Toby, I do not plan on adding the SoundFont to the mscore executable either. Currently on Windows, it is located at "C:/Program Files/MuseScore 0.9/sound/TimGM6mb.sf2"

Oh, could I just get some clarification on the copyright status? Thomas, you seem to be suggesting that Tim regards the file as "public domain", even though he says it may contain samples which "fall under the terms of the GNU General Public License", in which case it would be helpful to mention that the soundfont is therefore necessarily also under the terms of that licence. Further, could we clarify which version of the licence? For the purposes of the prereleases, I'm assuming version 2.

The response in comment #29 was a clarification after we asked specifically about the audio samples contained in the SoundFont. I think the SoundFont was created in 2004 or earlier so it wouldn't be version 3. Maybe Tim can clarify.

Thanks; it would be helpful if he could clarify. I think we can safely say it's not version 1, so the options to my mind are "v2 only" and "v2 or later". (I find this sort of thing particularly pedantic, especially when the likelihood of a derivative work seems so small, so I'm sorry if it's inconvenient, but it is important to ensure that our software is safely distributable.)

Hi Toby,

I feel stupid I missed the fact that derived work from GPL licensed work, can only be GPL as well.
I'm contacting Tim again to hunt down the GPL version number. Stay tuned.

Status (old) fixed active

This bug is still active and is "preventing" me to release a prerelease. Meaning I would prefer including this bug fix in the prerelease instead of making one just before and one just after.
Can I go ahead and do the necessary changes in the code and include a GPLv2 notice? or the license issue remains?

@newsome yes, it includes drumkit and the other GM instruments.

Tim came back to me and agreed to release his soundfont under GPLv2 knowing it was derived from other GPLv2 soundfonts.

aah, dang it, if only the issue would have been spotted earlier..... could the latest prerelease be replaced with this? :))
Also, I don't know if I should start a new task or feature request thread, but there is an option in MuseScore that I throughly believe needs reconsidering.
As program startup options, MuseScore has amongst other things, the start with new score choice. Shouldn't this feature provide the UI with the panel for starting a new score with title composer and all of that jazz?
I mean, having an empty score that is white looks weird when this choice is made. I have never seen any software has this as a startup feature when it claims to start with a new score/document.
And even worse, the new score seems to be grey in the latest prerelease. Create new score panel should be attached to the appropriate startup feature.

Thanks everyone for the hard work and public benefit you have brought to the whole world!!!!!

The soundFont is included in the prerelease. It just isn't set in the preferences. You can set it yourself. Go to Display > Synthesizer and replace :/data/piano1.sf2 with C:/Program Files/MuseScore 0.9/sound/TimGM6mb.sf2 (or where ever you installed MuseScore).

With regards to new topics it is better to start a new thread.
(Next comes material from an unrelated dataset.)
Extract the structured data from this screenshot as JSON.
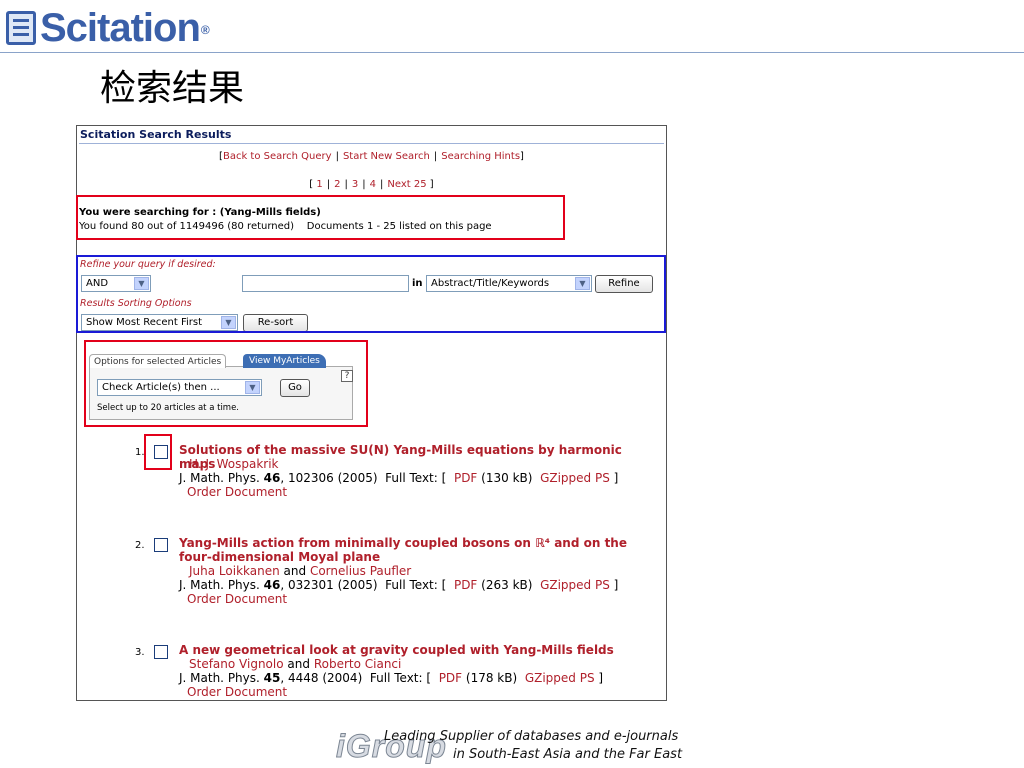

Especially on the issue tracker which is very task oriented.

Status (old) active fixed

@seseberg open a new issue for your request.

The soundfont is in and working. Thanks a lot at lasconic, david & werner!


y has podido lograr en musescore que los sonidos suenen con el ataque natural y no como si todo fuera una especie de cuerda, con ataque lento?